The process began with in-depth research on future users needs, expectations, experience and aspirations. Through interviews and observation, we gathered over 550 insights from a wide range of employees. The interpretation of this data led to the identification of 26 problem areas that require attention in the new building. Our research uncovered opportunities that extended beyond architectural solutions, suggesting improvements in building management, (digital) services, etc.
After presenting research findings, we invited representatives from different departments to a co-creative workshop. As experts of their scientific fields, they led the design of their laboratory workspaces by 'sketching' their ideal working conditions and spatial requirements presented by experimental work. During workshops, we established a consensus about program priorities - compromises were judiciously made, safeguarding the Institute's core mission and excellence.

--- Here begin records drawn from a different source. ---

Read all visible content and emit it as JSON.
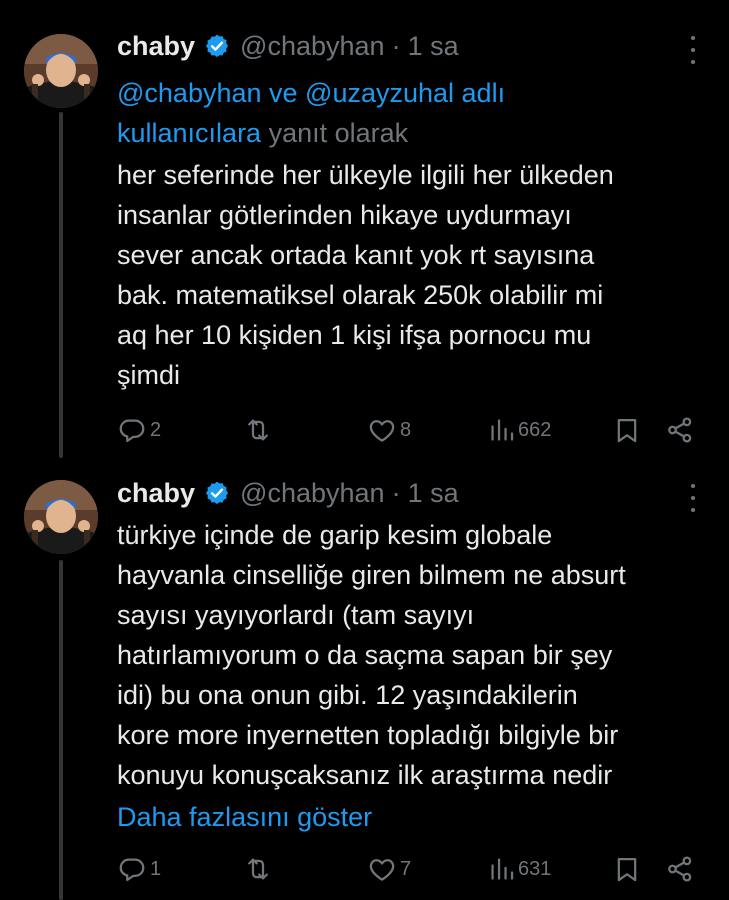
{
  "tweets": [
    {
      "display_name": "chaby",
      "handle": "@chabyhan",
      "dot": "·",
      "time": "1 sa",
      "reply_to": {
        "mention1": "@chabyhan",
        "conjunction": " ve ",
        "mention2": "@uzayzuhal adlı",
        "mention3": "kullanıcılara",
        "suffix": " yanıt olarak"
      },
      "text_lines": [
        "her seferinde her ülkeyle ilgili her ülkeden",
        "insanlar götlerinden hikaye uydurmayı",
        "sever ancak ortada kanıt yok rt sayısına",
        "bak. matematiksel olarak 250k olabilir mi",
        "aq her 10 kişiden 1 kişi ifşa pornocu mu",
        "şimdi"
      ],
      "replies": "2",
      "retweets": "",
      "likes": "8",
      "views": "662"
    },
    {
      "display_name": "chaby",
      "handle": "@chabyhan",
      "dot": "·",
      "time": "1 sa",
      "text_lines": [
        "türkiye içinde de garip kesim globale",
        "hayvanla cinselliğe giren bilmem ne absurt",
        "sayısı yayıyorlardı (tam sayıyı",
        "hatırlamıyorum o da saçma sapan bir şey",
        "idi) bu ona onun gibi. 12 yaşındakilerin",
        "kore more inyernetten topladığı bilgiyle bir",
        "konuyu konuşcaksanız ilk araştırma nedir"
      ],
      "show_more": "Daha fazlasını göster",
      "replies": "1",
      "retweets": "",
      "likes": "7",
      "views": "631"
    }
  ],
  "icons": {
    "verified": "verified-badge-icon",
    "more": "more-options-icon",
    "reply": "reply-icon",
    "retweet": "retweet-icon",
    "like": "heart-icon",
    "views": "views-chart-icon",
    "bookmark": "bookmark-icon",
    "share": "share-icon"
  },
  "colors": {
    "background": "#000000",
    "text": "#e7e9ea",
    "secondary": "#71767b",
    "accent": "#1d9bf0",
    "thread_line": "#333639"
  }
}
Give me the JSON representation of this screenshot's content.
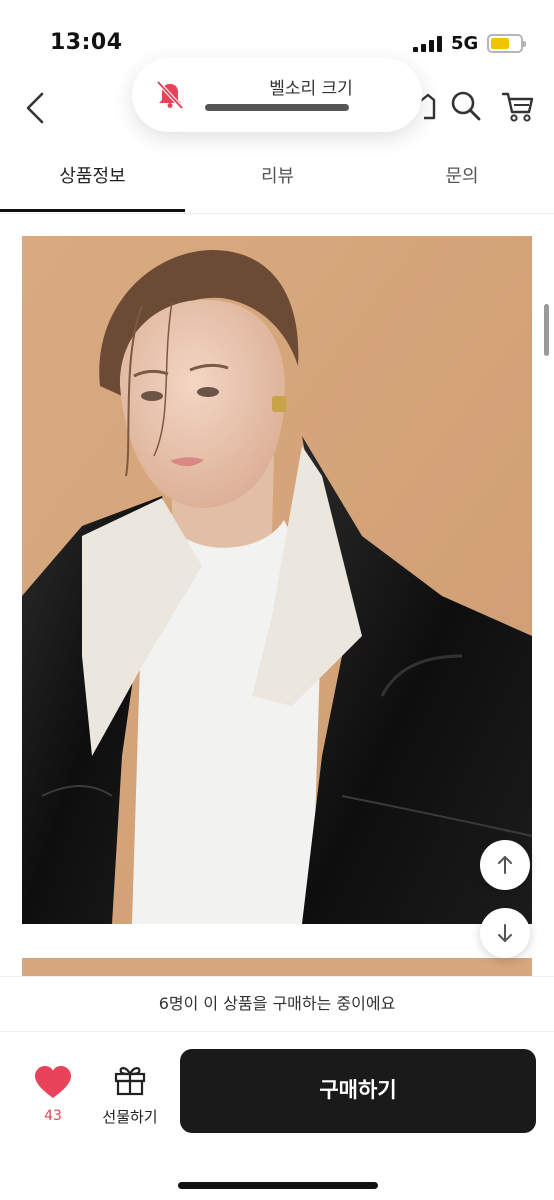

Conclusions formed an architectural brief with guiding principles. Foremost among these is the building's primary purpose - to provide impeccable conditions for conducting experiments, even if it necessitates compromises in areas such as office and conference space. Additionally, the facility is envisioned as a hub for innovation, functioning as an incubator, providing specialised space for temporarily enlarged space needs of various research departments and interdisciplinary teams. A crucial aspect is its adaptability, designed to meet the ever-changing scientific landscape, demanding an innovative approach to space and installation planning. Furthermore, the building should foster collaboration, support new work modes, and instilling a sense of connectedness of inhabitants with colleagues from across the Institute campus. Beyond internal functions, building should enable employees to showcase their work, igniting enthusiasm for science within a broader audience.